Appeal, No. 34, Oct. T., 1958, by employer, from decision of Unemployment Compensation Board of Review, No. B-45233, in re claim of John H. Smith. Decision affirmed.
Frank Kingston Smith, with him Hamilton, Smith & Darmopray, for appellant.
Sydney Reuben, Assistant Attorney General, with him Thomas D. McBride, Attorney General, for appellee.
Before Rhodes, P.j., Gunther, Wright, Woodside, Ervin, and Watkins, JJ. (hirt, J., absent).
[ 186 Pa. Super. Page 417]
The claimant, John H. Smith, was denied unemployment compensation by the bureau, but the referee and the board ruled that he was eligible for compensation. The employer appealed, contending that the claimant was discharged for "willful misconduct connected with his work," which would disqualify claimant for benefits under the terms of section 402(e) of the Unemployment Compensation Law. 42 PS § 802(e).
[ 186 Pa. Super. Page 418]
The claimant was employed by the appellant from September 1954 to December 20, 1956. On the latter date he was taken to the hospital suffering from delirium tremens, acute toxic hepatitis and GI tract hemorrhage. The claimant's wife notified the employer of the illness. The employer thereupon sent his personal physician to the hospital to see the claimant and he continued the claimant on the payroll until after his release from the hospital. After claimant was released from the hospital, he asked for his job back, and was told he had been replaced.
There is evidence that the claimant had been drinking intoxicating liquor numerous times while working at the appellant's place of business. This was "willful misconduct connected with his work," for which the employer could have discharged him. If the claimant was discharged for this reason, he would not be entitled to unemployment compensation. Guede v. Unemployment Compensation Board, 162 Pa. Superior Ct. 479, 58 A.2d 197 (1948); Bates Unemployment Compensation Case, 171 Pa. Superior Ct. 529, 90 A.2d 379 (1952).
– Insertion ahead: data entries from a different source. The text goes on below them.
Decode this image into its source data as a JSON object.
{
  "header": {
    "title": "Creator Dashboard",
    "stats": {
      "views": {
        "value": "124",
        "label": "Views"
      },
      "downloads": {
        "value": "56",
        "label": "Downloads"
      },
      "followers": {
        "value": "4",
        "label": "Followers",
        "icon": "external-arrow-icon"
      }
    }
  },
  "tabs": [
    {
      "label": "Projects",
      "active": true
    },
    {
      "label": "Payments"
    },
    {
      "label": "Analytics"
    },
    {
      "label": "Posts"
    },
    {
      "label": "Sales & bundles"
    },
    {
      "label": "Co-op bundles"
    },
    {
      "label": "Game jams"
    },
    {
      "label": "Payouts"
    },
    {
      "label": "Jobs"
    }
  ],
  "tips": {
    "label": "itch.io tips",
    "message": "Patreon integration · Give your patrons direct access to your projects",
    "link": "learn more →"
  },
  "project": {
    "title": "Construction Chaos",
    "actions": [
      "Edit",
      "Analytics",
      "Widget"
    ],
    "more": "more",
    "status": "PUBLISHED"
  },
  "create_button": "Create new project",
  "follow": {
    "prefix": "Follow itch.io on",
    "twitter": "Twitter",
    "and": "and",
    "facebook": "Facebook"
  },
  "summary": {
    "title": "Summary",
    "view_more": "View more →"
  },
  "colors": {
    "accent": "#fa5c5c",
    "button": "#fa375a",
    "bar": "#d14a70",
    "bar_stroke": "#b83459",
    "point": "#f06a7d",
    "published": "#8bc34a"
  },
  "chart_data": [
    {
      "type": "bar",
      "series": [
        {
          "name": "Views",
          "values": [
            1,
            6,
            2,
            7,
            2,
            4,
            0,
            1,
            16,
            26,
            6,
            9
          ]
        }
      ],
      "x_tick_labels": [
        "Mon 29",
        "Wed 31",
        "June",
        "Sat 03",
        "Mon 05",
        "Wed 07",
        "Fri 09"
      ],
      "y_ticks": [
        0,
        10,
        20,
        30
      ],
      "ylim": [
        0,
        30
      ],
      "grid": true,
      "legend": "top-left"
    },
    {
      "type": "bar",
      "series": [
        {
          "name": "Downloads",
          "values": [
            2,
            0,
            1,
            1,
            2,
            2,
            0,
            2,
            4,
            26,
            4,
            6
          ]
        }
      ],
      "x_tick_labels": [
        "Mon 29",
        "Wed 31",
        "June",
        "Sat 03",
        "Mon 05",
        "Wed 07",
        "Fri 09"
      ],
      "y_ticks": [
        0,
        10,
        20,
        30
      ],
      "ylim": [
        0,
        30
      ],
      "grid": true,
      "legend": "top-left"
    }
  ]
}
The question here is whether he was discharged because of his drinking during working hours, or whether he was discharged because he had become ill and the employer replaced him without giving him sufficient There is evidence to support either contention. It is, therefore, a question of fact for the board. Tronieri Unemployment Compensation Case, 164 Pa. Superior Ct. 435, 65 A.2d 426 (1949). It found for the claimant.